Investigating Work Injuries: Do You Have a Plan?

March 15, 2018 | Juli Jenkins, SCLA

Juli Jenkins, SCLA; Client Service Executive; LMC Insurance and Risk Management

When a workplace injury occurs, it’s important to respond quickly by conducting an incident investigation. Quick and planned actions demonstrate your commitment to workplace safety and prevention of future incidents.

Every incident needs to be investigated. This process helps employers look beyond what happened and discover why it happened. If you have prepared an incident investigation plan, you can be confident you’re taking the appropriate steps to investigate and address the causes in an effort prevent similar incidents from happening again.

Being prepared to investigate incidents before they occur is important. Your incident investigation plan should be an easy-to-follow written plan. OSHA recommends that an effective incident investigation program:

  • Have clear, easy‐to‐follow written procedures
  • Provide personnel training on incident investigation and company procedures
  • Offer collaboration between workers, worker representatives and management
  • Focus on identifying root cause(s), not on establishing fault
  • Emphasize correcting root cause(s)
  • Implement timely corrective actions based on investigation findings
  • Provide for an annual program review to identify and correct program deficiencies and identify incident trends

Who is involved

Often, it’s the injured worker’s supervisor who conducts the investigation. However, the safety manager or members of your safety committee may assist. Team investigations tend to be most effective because each team member brings different knowledge, understanding and perspective.

Those participating in the investigation include the injured worker, witnesses and the injured worker’s immediate supervisor if someone else is conducting the investigation.

What to collect

Instead of trying to identify a single cause, focus the investigation on the design, environment, work process and behavioral components of the incident.
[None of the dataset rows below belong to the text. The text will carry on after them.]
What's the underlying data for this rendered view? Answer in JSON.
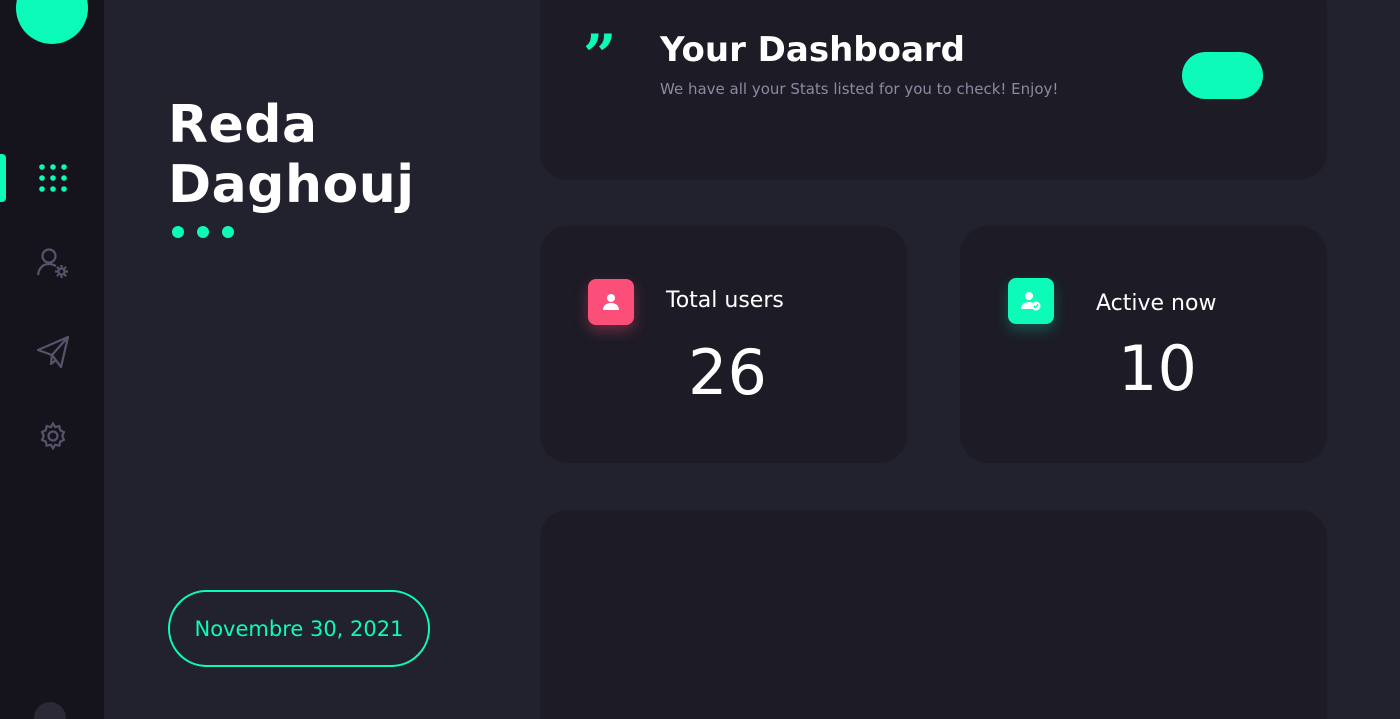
{
  "profile": {
    "first_name": "Reda",
    "last_name": "Daghouj",
    "date": "Novembre 30, 2021"
  },
  "header": {
    "title": "Your Dashboard",
    "subtitle": "We have all your Stats listed for you to check! Enjoy!",
    "quote_glyph": "”"
  },
  "stats": {
    "total_users": {
      "label": "Total users",
      "value": "26",
      "icon": "user-icon"
    },
    "active_now": {
      "label": "Active now",
      "value": "10",
      "icon": "user-check-icon"
    }
  },
  "sidebar": {
    "items": [
      {
        "icon": "grid-icon",
        "active": true
      },
      {
        "icon": "user-settings-icon",
        "active": false
      },
      {
        "icon": "send-icon",
        "active": false
      },
      {
        "icon": "gear-icon",
        "active": false
      }
    ]
  },
  "colors": {
    "accent": "#0dfbb9",
    "pink": "#fb4e79",
    "background": "#22212e",
    "card": "#1c1b26",
    "sidebar": "#15141d"
  }
}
The National Safety Council recommends collecting:

  • Worker characteristics, such as experience level, company tenure and position, and training records
  • Injury characteristics (describe the injury or illness, part(s) of body affected and degree of severity)
  • Description and sequencing of events (location of incident; complete sequence of events leading up to the injury or near miss; objects or substances involved; conditions such as temperature, light, noise, weather; how the injury occurred; whether preventive measures had been in place; what happened after the injury or near miss occurred)
  • Characteristics of equipment associated with incident (type, brand, size, distinguishing features, condition, specific part involved)
  • Characteristics of the task being performed when the incident occurred (general task, specific activity, posture and location of injured worker, working alone or with others)
  • Time factors (time of day, hour in injured worker’s shift, type of shift, phase of worker’s day such as performing work, break time, mealtime, overtime or entering/leaving facility)
  • Supervision information (at time of incident whether injured worker was being supervised directly, indirectly or not at all and whether supervision was feasible)
  • Causal factors (specific events and conditions contributing to the incident)
  • Corrective actions (immediate measures taken, interim or long-term actions necessary)

Training and communication
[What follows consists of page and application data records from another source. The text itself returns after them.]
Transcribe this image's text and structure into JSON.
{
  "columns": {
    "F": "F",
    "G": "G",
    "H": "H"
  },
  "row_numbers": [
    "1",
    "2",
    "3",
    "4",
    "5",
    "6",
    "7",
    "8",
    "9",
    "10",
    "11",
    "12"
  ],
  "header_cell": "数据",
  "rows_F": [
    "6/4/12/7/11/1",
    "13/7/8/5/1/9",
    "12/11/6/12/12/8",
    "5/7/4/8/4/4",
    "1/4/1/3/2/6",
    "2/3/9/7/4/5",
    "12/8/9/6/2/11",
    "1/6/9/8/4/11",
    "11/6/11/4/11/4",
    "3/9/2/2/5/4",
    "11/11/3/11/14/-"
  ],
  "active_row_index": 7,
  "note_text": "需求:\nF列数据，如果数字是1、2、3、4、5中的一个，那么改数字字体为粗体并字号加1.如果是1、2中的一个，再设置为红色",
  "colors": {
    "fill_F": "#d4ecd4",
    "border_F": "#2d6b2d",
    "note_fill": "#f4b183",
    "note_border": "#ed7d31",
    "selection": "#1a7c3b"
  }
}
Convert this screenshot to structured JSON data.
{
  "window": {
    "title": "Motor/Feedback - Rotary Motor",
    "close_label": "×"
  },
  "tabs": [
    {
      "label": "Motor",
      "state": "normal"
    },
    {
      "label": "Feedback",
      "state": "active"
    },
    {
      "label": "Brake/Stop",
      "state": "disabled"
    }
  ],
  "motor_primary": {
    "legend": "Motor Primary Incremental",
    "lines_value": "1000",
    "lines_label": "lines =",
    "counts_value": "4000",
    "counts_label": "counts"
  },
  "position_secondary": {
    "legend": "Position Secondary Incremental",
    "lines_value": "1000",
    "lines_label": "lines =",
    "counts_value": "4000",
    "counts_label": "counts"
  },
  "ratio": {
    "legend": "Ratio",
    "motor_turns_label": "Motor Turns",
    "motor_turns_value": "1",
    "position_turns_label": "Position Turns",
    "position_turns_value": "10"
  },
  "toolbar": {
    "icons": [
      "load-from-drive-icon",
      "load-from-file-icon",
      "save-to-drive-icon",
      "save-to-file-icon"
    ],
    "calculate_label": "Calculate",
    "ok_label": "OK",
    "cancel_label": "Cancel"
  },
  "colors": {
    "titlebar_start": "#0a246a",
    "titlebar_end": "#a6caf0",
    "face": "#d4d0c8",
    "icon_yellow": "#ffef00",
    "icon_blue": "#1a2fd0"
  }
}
Training is critical to the success of your overall safety program. All supervisors and safety team members should understand how to conduct an investigation and what roles they play during the investigation. This helps with the transition from emergency response and site safety to preserving the scene and documenting the incident.
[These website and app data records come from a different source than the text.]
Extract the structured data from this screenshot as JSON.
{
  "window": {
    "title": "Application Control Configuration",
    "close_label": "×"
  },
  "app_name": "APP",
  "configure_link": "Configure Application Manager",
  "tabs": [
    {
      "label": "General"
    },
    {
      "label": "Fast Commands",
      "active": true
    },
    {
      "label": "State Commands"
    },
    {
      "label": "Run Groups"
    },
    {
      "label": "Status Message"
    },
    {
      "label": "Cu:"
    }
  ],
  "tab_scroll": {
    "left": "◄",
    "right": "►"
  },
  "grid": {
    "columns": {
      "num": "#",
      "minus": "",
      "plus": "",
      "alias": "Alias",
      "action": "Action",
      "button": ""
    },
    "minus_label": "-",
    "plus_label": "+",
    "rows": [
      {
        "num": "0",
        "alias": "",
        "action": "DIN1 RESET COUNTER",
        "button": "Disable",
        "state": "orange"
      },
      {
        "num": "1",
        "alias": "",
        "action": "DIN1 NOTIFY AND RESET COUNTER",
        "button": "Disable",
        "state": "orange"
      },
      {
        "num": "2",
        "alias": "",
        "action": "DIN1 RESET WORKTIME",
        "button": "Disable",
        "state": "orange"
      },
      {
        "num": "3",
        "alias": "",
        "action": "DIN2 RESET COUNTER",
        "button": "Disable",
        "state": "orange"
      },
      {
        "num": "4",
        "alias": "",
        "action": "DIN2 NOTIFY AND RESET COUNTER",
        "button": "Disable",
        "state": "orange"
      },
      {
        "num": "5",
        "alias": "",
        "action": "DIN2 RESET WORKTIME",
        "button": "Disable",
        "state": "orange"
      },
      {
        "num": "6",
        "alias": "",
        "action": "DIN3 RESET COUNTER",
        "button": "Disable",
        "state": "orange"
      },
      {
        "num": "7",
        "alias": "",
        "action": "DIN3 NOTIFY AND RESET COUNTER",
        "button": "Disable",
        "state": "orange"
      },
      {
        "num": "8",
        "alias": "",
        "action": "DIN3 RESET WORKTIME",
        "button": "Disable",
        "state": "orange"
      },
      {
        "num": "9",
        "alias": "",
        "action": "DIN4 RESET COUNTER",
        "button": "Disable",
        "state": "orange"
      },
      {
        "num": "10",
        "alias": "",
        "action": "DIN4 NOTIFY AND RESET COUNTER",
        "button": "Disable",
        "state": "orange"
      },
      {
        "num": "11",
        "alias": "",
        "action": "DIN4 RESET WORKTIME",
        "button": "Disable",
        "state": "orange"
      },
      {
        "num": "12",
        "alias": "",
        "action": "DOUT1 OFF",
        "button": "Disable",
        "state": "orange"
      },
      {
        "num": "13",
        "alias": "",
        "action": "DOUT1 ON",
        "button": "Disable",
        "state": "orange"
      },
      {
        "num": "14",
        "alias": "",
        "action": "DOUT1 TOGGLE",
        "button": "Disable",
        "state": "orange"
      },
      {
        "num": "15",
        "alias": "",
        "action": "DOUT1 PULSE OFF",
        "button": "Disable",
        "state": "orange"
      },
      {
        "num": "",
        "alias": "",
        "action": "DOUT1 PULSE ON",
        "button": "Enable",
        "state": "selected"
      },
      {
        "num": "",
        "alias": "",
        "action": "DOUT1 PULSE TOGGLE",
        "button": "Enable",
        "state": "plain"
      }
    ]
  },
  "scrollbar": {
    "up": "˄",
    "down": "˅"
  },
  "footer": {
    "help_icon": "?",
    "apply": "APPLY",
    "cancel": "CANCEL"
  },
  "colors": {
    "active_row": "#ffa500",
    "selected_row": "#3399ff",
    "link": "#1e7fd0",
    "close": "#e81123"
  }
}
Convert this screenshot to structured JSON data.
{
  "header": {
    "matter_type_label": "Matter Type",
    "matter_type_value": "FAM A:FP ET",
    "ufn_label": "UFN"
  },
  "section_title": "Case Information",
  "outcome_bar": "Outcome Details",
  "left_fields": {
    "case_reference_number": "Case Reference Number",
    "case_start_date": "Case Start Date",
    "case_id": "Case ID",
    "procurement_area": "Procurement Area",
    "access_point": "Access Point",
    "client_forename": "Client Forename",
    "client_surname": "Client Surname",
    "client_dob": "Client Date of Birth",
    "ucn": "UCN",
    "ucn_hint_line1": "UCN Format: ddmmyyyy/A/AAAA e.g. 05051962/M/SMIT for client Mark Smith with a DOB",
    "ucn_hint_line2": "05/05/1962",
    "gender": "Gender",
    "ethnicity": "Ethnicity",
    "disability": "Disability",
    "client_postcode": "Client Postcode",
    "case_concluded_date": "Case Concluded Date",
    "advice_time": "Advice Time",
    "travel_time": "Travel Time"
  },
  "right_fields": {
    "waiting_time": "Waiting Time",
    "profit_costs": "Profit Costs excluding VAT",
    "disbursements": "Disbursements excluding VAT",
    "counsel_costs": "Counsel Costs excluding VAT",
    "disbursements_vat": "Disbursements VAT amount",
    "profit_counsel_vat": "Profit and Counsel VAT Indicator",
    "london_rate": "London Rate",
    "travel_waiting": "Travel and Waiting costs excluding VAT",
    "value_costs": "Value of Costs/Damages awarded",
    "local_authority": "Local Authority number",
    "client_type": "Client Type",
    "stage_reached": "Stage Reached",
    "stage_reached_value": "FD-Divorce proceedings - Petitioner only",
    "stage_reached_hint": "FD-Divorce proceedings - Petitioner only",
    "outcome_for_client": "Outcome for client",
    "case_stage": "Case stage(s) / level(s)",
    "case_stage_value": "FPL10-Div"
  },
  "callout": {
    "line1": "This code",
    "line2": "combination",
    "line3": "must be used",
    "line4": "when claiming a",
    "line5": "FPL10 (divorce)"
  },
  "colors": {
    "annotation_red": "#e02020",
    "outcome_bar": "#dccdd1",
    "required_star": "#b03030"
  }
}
Additionally, communicate your commitment to accident investigation and prevention with everyone in the company. It may be helpful to include information about your safety program in the employee handbook.

Analysis and corrective action

When the information has been gathered, and all interviews have been conducted, prepare an analysis of the incident. Your report should identify the root causes of the incident and detail recommended corrective actions.

The investigation is not complete until corrective actions are implemented. The implementation may require time and perseverance; however, your persistence will not only help reduce the risk of future incidents, it helps to improve your company's safety, morale and bottom line.

Juli Jenkins is a client service executive at LMC Insurance and Risk Management in West Des Moines, Iowa. Contact her via email at